== Work instruction ==
For the records that follow, say how many lines have the word "true" in them. Write the number and nothing more.

━━━━━━

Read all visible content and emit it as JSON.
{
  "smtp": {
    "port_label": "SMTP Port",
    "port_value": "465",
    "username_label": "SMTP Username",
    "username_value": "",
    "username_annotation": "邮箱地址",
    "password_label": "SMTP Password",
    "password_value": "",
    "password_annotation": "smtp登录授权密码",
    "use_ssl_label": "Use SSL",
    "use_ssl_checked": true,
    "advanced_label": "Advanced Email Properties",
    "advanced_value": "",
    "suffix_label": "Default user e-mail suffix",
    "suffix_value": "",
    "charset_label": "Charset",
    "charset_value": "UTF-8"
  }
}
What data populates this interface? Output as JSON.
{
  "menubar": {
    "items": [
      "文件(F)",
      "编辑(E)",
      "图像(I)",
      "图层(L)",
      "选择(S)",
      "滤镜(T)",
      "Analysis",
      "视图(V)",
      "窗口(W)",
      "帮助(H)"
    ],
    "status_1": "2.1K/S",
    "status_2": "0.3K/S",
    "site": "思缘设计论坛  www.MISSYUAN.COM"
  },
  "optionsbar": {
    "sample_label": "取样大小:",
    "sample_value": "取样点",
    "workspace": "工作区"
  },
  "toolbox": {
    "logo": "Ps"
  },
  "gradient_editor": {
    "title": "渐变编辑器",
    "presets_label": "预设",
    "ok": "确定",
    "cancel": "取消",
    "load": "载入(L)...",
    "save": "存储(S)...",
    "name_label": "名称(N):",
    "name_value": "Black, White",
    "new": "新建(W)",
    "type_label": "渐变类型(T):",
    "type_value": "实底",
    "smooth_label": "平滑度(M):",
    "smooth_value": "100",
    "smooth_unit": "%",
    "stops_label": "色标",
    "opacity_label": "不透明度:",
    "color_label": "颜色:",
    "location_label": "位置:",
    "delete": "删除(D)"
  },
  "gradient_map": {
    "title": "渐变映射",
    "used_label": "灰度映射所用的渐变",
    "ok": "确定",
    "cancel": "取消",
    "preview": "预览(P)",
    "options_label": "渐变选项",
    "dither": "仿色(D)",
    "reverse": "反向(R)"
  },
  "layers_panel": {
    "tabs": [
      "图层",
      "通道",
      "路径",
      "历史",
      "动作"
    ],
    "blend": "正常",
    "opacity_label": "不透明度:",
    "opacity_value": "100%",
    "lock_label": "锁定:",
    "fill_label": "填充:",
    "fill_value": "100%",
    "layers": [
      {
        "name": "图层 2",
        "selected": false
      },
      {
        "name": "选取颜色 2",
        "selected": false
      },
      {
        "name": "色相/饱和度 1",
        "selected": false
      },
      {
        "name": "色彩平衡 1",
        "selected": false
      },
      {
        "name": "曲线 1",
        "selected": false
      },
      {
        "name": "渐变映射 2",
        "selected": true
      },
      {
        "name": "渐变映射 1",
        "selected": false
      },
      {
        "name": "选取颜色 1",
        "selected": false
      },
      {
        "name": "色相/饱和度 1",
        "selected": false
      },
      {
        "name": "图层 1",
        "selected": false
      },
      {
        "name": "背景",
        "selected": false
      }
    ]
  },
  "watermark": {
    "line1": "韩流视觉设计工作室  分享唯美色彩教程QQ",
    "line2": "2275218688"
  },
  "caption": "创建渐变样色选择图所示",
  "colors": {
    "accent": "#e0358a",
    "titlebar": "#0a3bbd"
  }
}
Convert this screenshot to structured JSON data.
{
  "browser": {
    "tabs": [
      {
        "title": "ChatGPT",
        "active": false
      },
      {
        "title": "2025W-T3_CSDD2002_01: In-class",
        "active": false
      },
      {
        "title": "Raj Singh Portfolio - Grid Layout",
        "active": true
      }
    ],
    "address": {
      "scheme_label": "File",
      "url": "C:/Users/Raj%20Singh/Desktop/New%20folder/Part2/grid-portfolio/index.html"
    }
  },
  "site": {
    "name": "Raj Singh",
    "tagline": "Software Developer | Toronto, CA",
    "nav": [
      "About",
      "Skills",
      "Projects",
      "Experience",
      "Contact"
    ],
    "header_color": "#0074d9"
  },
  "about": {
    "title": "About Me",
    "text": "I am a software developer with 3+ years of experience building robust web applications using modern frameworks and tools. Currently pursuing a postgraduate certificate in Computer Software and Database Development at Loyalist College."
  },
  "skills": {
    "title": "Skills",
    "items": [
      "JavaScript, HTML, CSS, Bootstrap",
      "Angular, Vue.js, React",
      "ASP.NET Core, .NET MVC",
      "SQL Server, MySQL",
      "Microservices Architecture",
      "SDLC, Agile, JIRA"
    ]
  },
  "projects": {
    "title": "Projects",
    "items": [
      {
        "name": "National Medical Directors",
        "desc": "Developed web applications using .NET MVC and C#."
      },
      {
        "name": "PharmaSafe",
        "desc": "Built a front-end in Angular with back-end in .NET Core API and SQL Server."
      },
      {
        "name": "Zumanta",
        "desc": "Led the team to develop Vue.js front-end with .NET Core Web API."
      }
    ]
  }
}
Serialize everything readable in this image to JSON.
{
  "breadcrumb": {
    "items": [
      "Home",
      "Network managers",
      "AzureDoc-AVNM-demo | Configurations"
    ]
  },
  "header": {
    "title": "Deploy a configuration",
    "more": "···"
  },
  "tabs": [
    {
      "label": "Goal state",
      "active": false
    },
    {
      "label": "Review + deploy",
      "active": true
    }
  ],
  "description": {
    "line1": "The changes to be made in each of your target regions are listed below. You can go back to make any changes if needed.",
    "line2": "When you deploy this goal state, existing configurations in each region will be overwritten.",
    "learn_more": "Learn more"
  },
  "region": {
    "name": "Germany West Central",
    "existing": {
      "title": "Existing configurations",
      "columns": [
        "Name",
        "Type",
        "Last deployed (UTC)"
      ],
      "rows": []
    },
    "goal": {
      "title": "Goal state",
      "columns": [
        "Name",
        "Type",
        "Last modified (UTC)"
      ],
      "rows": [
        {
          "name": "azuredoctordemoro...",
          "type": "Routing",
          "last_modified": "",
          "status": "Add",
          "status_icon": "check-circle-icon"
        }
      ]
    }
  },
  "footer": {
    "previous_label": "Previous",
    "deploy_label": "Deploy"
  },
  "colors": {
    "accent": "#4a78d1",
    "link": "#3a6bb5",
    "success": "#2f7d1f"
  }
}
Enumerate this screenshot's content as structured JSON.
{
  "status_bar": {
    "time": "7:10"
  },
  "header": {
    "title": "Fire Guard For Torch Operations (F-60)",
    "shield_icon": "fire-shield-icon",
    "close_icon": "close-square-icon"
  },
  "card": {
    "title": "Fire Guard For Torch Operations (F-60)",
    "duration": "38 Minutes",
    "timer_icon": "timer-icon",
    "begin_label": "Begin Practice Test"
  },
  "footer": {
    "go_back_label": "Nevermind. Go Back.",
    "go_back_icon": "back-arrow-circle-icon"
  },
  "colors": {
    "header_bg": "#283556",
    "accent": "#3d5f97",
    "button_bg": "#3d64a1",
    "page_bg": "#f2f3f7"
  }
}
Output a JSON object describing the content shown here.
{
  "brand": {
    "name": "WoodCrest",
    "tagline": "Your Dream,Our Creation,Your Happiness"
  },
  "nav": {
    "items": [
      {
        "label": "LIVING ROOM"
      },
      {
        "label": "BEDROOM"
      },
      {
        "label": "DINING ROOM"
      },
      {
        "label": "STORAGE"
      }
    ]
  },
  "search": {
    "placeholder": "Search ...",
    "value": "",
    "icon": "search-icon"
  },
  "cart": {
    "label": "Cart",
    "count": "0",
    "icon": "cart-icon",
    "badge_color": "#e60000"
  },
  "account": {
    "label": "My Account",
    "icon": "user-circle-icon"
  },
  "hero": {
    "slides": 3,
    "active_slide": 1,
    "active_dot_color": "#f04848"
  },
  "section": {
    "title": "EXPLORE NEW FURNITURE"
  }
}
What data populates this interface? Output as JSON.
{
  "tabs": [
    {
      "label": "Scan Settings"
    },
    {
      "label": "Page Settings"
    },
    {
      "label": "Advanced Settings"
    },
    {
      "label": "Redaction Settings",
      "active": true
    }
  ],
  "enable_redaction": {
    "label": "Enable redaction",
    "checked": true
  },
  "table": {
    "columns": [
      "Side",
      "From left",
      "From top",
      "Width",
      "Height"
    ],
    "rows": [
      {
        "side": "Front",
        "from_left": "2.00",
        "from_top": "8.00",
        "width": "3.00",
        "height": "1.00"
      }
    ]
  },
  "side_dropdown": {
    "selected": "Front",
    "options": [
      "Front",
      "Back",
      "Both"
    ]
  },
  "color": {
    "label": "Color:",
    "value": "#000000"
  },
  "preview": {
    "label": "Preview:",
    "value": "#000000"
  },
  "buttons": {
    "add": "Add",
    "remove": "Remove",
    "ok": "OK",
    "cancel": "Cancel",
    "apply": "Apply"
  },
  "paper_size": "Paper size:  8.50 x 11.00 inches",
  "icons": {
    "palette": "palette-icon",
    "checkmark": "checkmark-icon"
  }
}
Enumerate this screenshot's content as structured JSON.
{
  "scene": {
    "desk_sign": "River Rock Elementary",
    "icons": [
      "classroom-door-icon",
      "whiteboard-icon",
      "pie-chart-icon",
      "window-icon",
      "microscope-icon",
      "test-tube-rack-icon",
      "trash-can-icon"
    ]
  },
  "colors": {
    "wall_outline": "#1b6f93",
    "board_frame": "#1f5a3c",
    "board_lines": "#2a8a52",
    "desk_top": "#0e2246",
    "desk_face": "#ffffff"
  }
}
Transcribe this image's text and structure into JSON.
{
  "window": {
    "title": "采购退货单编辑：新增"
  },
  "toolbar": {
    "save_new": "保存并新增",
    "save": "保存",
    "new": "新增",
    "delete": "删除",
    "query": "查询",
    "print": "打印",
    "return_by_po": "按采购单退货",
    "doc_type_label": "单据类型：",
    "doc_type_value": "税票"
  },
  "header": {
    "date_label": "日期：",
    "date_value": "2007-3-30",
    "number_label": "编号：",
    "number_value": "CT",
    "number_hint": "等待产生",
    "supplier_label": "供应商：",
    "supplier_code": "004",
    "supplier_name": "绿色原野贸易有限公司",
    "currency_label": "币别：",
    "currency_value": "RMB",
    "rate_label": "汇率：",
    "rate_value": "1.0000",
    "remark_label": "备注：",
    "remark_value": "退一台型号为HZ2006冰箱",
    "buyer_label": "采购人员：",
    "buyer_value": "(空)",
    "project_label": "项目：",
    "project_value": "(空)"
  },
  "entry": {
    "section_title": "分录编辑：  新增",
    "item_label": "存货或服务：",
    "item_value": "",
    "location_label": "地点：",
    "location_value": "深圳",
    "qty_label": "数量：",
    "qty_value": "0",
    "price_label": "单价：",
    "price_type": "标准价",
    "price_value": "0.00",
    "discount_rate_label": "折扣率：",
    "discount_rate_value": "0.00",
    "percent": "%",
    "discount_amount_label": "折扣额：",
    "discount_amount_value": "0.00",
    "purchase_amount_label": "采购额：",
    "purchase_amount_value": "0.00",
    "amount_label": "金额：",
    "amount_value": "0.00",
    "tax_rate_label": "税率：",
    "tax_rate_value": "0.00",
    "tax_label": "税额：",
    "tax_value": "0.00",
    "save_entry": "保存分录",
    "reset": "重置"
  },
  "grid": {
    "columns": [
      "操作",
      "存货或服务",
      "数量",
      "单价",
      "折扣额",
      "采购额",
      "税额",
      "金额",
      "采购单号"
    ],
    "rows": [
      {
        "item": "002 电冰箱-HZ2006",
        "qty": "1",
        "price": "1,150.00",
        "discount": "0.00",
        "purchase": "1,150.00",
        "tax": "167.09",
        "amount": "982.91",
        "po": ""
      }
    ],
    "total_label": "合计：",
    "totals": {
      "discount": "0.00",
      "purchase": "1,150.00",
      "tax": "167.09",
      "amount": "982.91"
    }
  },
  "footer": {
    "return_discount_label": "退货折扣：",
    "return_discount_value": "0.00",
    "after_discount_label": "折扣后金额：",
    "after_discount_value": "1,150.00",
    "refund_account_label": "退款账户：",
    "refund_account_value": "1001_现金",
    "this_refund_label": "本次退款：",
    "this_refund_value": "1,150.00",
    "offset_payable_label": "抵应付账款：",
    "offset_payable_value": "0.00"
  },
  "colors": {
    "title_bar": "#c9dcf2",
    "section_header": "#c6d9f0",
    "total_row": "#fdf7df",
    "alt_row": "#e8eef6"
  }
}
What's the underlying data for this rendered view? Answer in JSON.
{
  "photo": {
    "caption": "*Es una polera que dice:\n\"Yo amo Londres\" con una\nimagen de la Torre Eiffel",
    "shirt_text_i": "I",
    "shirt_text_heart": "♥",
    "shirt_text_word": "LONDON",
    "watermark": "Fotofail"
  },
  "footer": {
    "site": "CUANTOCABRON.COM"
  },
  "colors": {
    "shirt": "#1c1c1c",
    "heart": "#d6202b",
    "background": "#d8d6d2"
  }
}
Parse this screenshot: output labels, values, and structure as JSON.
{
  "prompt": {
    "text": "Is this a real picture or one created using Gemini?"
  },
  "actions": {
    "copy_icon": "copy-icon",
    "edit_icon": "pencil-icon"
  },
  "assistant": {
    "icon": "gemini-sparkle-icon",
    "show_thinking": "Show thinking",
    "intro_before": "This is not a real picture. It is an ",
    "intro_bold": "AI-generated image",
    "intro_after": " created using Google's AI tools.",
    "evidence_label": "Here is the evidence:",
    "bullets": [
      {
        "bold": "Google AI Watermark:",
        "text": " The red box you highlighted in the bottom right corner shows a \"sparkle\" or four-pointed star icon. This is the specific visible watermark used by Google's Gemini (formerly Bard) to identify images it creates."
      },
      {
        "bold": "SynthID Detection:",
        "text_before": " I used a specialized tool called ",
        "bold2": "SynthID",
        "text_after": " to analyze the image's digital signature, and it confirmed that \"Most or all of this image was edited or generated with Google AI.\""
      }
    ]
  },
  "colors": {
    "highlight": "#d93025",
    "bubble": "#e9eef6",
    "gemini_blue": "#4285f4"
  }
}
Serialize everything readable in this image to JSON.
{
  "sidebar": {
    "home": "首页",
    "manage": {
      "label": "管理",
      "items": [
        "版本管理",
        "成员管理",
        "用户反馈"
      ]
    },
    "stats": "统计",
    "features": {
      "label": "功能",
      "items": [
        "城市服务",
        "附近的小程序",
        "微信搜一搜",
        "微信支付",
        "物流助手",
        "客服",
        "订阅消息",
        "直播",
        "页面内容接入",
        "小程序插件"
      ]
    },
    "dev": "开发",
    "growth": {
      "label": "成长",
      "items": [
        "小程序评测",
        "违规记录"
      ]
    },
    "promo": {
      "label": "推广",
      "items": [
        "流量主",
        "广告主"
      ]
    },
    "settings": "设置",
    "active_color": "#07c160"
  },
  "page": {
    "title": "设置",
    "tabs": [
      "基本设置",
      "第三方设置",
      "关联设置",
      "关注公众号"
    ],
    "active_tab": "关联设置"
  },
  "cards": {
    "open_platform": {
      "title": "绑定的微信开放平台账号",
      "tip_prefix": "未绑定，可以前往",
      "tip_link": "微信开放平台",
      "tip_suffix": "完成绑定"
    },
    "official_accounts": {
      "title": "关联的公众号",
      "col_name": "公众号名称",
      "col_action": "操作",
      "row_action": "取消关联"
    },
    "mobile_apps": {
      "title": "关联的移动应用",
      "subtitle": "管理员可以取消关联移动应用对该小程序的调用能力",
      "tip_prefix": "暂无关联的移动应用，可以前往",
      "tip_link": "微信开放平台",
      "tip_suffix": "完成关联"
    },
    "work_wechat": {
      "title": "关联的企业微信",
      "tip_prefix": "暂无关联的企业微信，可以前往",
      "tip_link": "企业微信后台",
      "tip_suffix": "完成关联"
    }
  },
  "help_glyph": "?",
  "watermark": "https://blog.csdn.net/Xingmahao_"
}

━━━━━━

== Solution ==
6